WHAT THE TASK ASKS:
Filter the entries, keeping every line with the word "labels".
*** RECORD SET
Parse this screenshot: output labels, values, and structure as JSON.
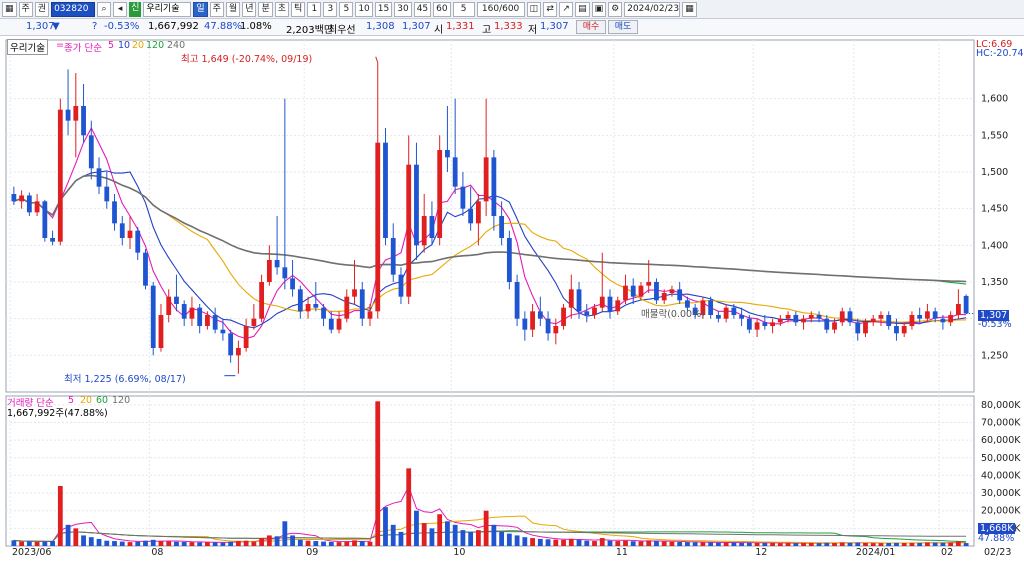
{
  "toolbar": {
    "left_buttons": [
      "主",
      "주",
      "권"
    ],
    "stock_code": "032820",
    "badge": "신",
    "stock_name": "우리기술",
    "period_tabs": [
      "일",
      "주",
      "월",
      "년",
      "분",
      "초",
      "틱"
    ],
    "active_period": "일",
    "minute_intervals": [
      "1",
      "3",
      "5",
      "10",
      "15",
      "30",
      "45",
      "60"
    ],
    "interval_value": "5",
    "count_display": "160/600",
    "date": "2024/02/23"
  },
  "quote": {
    "price": "1,307",
    "arrow": "▼",
    "change": "?",
    "change_pct": "-0.53%",
    "volume": "1,667,992",
    "volume_ratio": "47.88%",
    "turnover_pct": "1.08%",
    "trade_value": "2,203백만",
    "priority_label": "최우선",
    "bid": "1,308",
    "ask": "1,307",
    "open_label": "시",
    "open": "1,331",
    "high_label": "고",
    "high": "1,333",
    "low_label": "저",
    "low": "1,307",
    "buy_button": "매수",
    "sell_button": "매도"
  },
  "price_panel": {
    "name": "우리기술",
    "indicator_label": "종가 단순",
    "ma_periods": [
      "5",
      "10",
      "20",
      "120",
      "240"
    ],
    "ma_colors": [
      "#e61ab8",
      "#2340c8",
      "#e8a800",
      "#20a040",
      "#707070"
    ],
    "max_annotation": "최고 1,649 (-20.74%, 09/19)",
    "min_annotation": "최저 1,225 (6.69%, 08/17)",
    "mid_annotation": "매물락(0.00%)",
    "lc_label": "LC:6.69",
    "hc_label": "HC:-20.74",
    "current_price_tag": "1,307",
    "current_change_tag": "-0.53%",
    "y_ticks": [
      "1,600",
      "1,550",
      "1,500",
      "1,450",
      "1,400",
      "1,350",
      "1,300",
      "1,250"
    ]
  },
  "volume_panel": {
    "label": "거래량 단순",
    "ma_periods": [
      "5",
      "20",
      "60",
      "120"
    ],
    "ma_colors": [
      "#e61ab8",
      "#e8a800",
      "#20a040",
      "#707070"
    ],
    "current": "1,667,992주(47.88%)",
    "current_tag": "1,668K",
    "current_pct_tag": "47.88%",
    "y_ticks": [
      "80,000K",
      "70,000K",
      "60,000K",
      "50,000K",
      "40,000K",
      "30,000K",
      "20,000K",
      "10,000K"
    ]
  },
  "x_axis": {
    "labels": [
      "2023/06",
      "08",
      "09",
      "10",
      "11",
      "12",
      "2024/01",
      "02"
    ],
    "end_label": "02/23"
  },
  "chart_data": {
    "type": "candlestick",
    "price_range": [
      1200,
      1680
    ],
    "volume_range": [
      0,
      85000
    ],
    "candles_ohlcv": [
      [
        1470,
        1480,
        1455,
        1460,
        3200
      ],
      [
        1460,
        1475,
        1450,
        1468,
        2500
      ],
      [
        1468,
        1472,
        1440,
        1445,
        2600
      ],
      [
        1445,
        1470,
        1440,
        1460,
        2300
      ],
      [
        1460,
        1462,
        1405,
        1410,
        2500
      ],
      [
        1410,
        1420,
        1400,
        1405,
        2800
      ],
      [
        1405,
        1600,
        1400,
        1585,
        34000
      ],
      [
        1585,
        1640,
        1550,
        1570,
        12000
      ],
      [
        1570,
        1635,
        1520,
        1590,
        10000
      ],
      [
        1590,
        1620,
        1540,
        1550,
        6000
      ],
      [
        1550,
        1570,
        1490,
        1505,
        5000
      ],
      [
        1505,
        1520,
        1470,
        1480,
        4000
      ],
      [
        1480,
        1500,
        1450,
        1460,
        3000
      ],
      [
        1460,
        1470,
        1420,
        1430,
        2800
      ],
      [
        1430,
        1440,
        1400,
        1410,
        2500
      ],
      [
        1410,
        1440,
        1395,
        1420,
        2200
      ],
      [
        1420,
        1425,
        1380,
        1390,
        2400
      ],
      [
        1390,
        1395,
        1340,
        1345,
        3000
      ],
      [
        1345,
        1350,
        1250,
        1260,
        3500
      ],
      [
        1260,
        1320,
        1255,
        1305,
        2800
      ],
      [
        1305,
        1340,
        1295,
        1330,
        2600
      ],
      [
        1330,
        1360,
        1310,
        1320,
        2400
      ],
      [
        1320,
        1325,
        1290,
        1300,
        2300
      ],
      [
        1300,
        1330,
        1290,
        1315,
        2200
      ],
      [
        1315,
        1320,
        1280,
        1290,
        2000
      ],
      [
        1290,
        1310,
        1285,
        1305,
        2100
      ],
      [
        1305,
        1315,
        1280,
        1285,
        2000
      ],
      [
        1285,
        1300,
        1270,
        1280,
        1900
      ],
      [
        1280,
        1285,
        1240,
        1250,
        2400
      ],
      [
        1250,
        1270,
        1225,
        1260,
        2800
      ],
      [
        1260,
        1300,
        1255,
        1290,
        3000
      ],
      [
        1290,
        1320,
        1285,
        1300,
        2600
      ],
      [
        1300,
        1360,
        1295,
        1350,
        4500
      ],
      [
        1350,
        1400,
        1345,
        1380,
        6000
      ],
      [
        1380,
        1440,
        1360,
        1370,
        5500
      ],
      [
        1370,
        1600,
        1340,
        1355,
        14000
      ],
      [
        1355,
        1380,
        1330,
        1340,
        6000
      ],
      [
        1340,
        1345,
        1300,
        1310,
        3500
      ],
      [
        1310,
        1330,
        1300,
        1320,
        3000
      ],
      [
        1320,
        1350,
        1310,
        1315,
        2800
      ],
      [
        1315,
        1320,
        1290,
        1300,
        2500
      ],
      [
        1300,
        1310,
        1280,
        1285,
        2300
      ],
      [
        1285,
        1310,
        1280,
        1300,
        2200
      ],
      [
        1300,
        1340,
        1295,
        1330,
        2600
      ],
      [
        1330,
        1380,
        1320,
        1340,
        3200
      ],
      [
        1340,
        1350,
        1290,
        1300,
        2800
      ],
      [
        1300,
        1320,
        1290,
        1310,
        2400
      ],
      [
        1310,
        1649,
        1300,
        1540,
        82000
      ],
      [
        1540,
        1560,
        1400,
        1410,
        22000
      ],
      [
        1410,
        1430,
        1350,
        1360,
        12000
      ],
      [
        1360,
        1370,
        1320,
        1330,
        8000
      ],
      [
        1330,
        1550,
        1320,
        1510,
        44000
      ],
      [
        1510,
        1540,
        1380,
        1400,
        20000
      ],
      [
        1400,
        1470,
        1390,
        1440,
        13000
      ],
      [
        1440,
        1460,
        1400,
        1410,
        10000
      ],
      [
        1410,
        1550,
        1400,
        1530,
        18000
      ],
      [
        1530,
        1590,
        1500,
        1520,
        14000
      ],
      [
        1520,
        1600,
        1470,
        1480,
        12000
      ],
      [
        1480,
        1500,
        1440,
        1450,
        9000
      ],
      [
        1450,
        1480,
        1420,
        1430,
        8000
      ],
      [
        1430,
        1470,
        1400,
        1460,
        9000
      ],
      [
        1460,
        1600,
        1440,
        1520,
        20000
      ],
      [
        1520,
        1530,
        1420,
        1440,
        12000
      ],
      [
        1440,
        1460,
        1400,
        1410,
        8000
      ],
      [
        1410,
        1420,
        1340,
        1350,
        7000
      ],
      [
        1350,
        1360,
        1290,
        1300,
        6000
      ],
      [
        1300,
        1310,
        1270,
        1285,
        5000
      ],
      [
        1285,
        1320,
        1275,
        1310,
        4500
      ],
      [
        1310,
        1330,
        1290,
        1300,
        4000
      ],
      [
        1300,
        1310,
        1270,
        1280,
        3800
      ],
      [
        1280,
        1300,
        1265,
        1290,
        3600
      ],
      [
        1290,
        1320,
        1285,
        1315,
        3500
      ],
      [
        1315,
        1360,
        1300,
        1340,
        4000
      ],
      [
        1340,
        1350,
        1300,
        1310,
        3500
      ],
      [
        1310,
        1320,
        1295,
        1305,
        3000
      ],
      [
        1305,
        1320,
        1300,
        1315,
        2800
      ],
      [
        1315,
        1390,
        1310,
        1330,
        4500
      ],
      [
        1330,
        1340,
        1300,
        1310,
        3000
      ],
      [
        1310,
        1330,
        1305,
        1325,
        2800
      ],
      [
        1325,
        1360,
        1320,
        1345,
        3000
      ],
      [
        1345,
        1355,
        1320,
        1330,
        2700
      ],
      [
        1330,
        1350,
        1325,
        1345,
        2600
      ],
      [
        1345,
        1380,
        1335,
        1350,
        3200
      ],
      [
        1350,
        1355,
        1320,
        1325,
        2800
      ],
      [
        1325,
        1340,
        1320,
        1335,
        2500
      ],
      [
        1335,
        1345,
        1330,
        1340,
        2400
      ],
      [
        1340,
        1350,
        1320,
        1325,
        2300
      ],
      [
        1325,
        1330,
        1310,
        1315,
        2200
      ],
      [
        1315,
        1320,
        1300,
        1305,
        2100
      ],
      [
        1305,
        1330,
        1300,
        1325,
        2000
      ],
      [
        1325,
        1330,
        1300,
        1305,
        2000
      ],
      [
        1305,
        1310,
        1295,
        1300,
        1900
      ],
      [
        1300,
        1320,
        1295,
        1315,
        2000
      ],
      [
        1315,
        1320,
        1300,
        1305,
        1900
      ],
      [
        1305,
        1315,
        1290,
        1300,
        1800
      ],
      [
        1300,
        1305,
        1280,
        1285,
        1900
      ],
      [
        1285,
        1300,
        1275,
        1295,
        1800
      ],
      [
        1295,
        1305,
        1285,
        1290,
        1700
      ],
      [
        1290,
        1300,
        1280,
        1295,
        1700
      ],
      [
        1295,
        1305,
        1290,
        1300,
        1600
      ],
      [
        1300,
        1310,
        1295,
        1305,
        1700
      ],
      [
        1305,
        1310,
        1290,
        1295,
        1600
      ],
      [
        1295,
        1305,
        1285,
        1300,
        1600
      ],
      [
        1300,
        1310,
        1295,
        1305,
        1700
      ],
      [
        1305,
        1310,
        1295,
        1300,
        1600
      ],
      [
        1300,
        1305,
        1280,
        1285,
        1800
      ],
      [
        1285,
        1300,
        1280,
        1295,
        1700
      ],
      [
        1295,
        1315,
        1290,
        1310,
        2000
      ],
      [
        1310,
        1315,
        1290,
        1295,
        1800
      ],
      [
        1295,
        1300,
        1270,
        1280,
        1900
      ],
      [
        1280,
        1300,
        1275,
        1295,
        1700
      ],
      [
        1295,
        1305,
        1290,
        1300,
        1600
      ],
      [
        1300,
        1310,
        1290,
        1305,
        1600
      ],
      [
        1305,
        1310,
        1285,
        1290,
        1700
      ],
      [
        1290,
        1300,
        1270,
        1280,
        1800
      ],
      [
        1280,
        1295,
        1275,
        1290,
        1700
      ],
      [
        1290,
        1310,
        1285,
        1305,
        1800
      ],
      [
        1305,
        1315,
        1295,
        1300,
        1700
      ],
      [
        1300,
        1320,
        1295,
        1310,
        2000
      ],
      [
        1310,
        1315,
        1295,
        1300,
        1900
      ],
      [
        1300,
        1305,
        1285,
        1295,
        1800
      ],
      [
        1295,
        1310,
        1290,
        1305,
        1900
      ],
      [
        1305,
        1340,
        1300,
        1320,
        2600
      ],
      [
        1331,
        1333,
        1307,
        1307,
        1668
      ]
    ]
  }
}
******
WRITTEN REPLY:
Parse this screenshot: output labels, values, and structure as JSON.
    "labels": [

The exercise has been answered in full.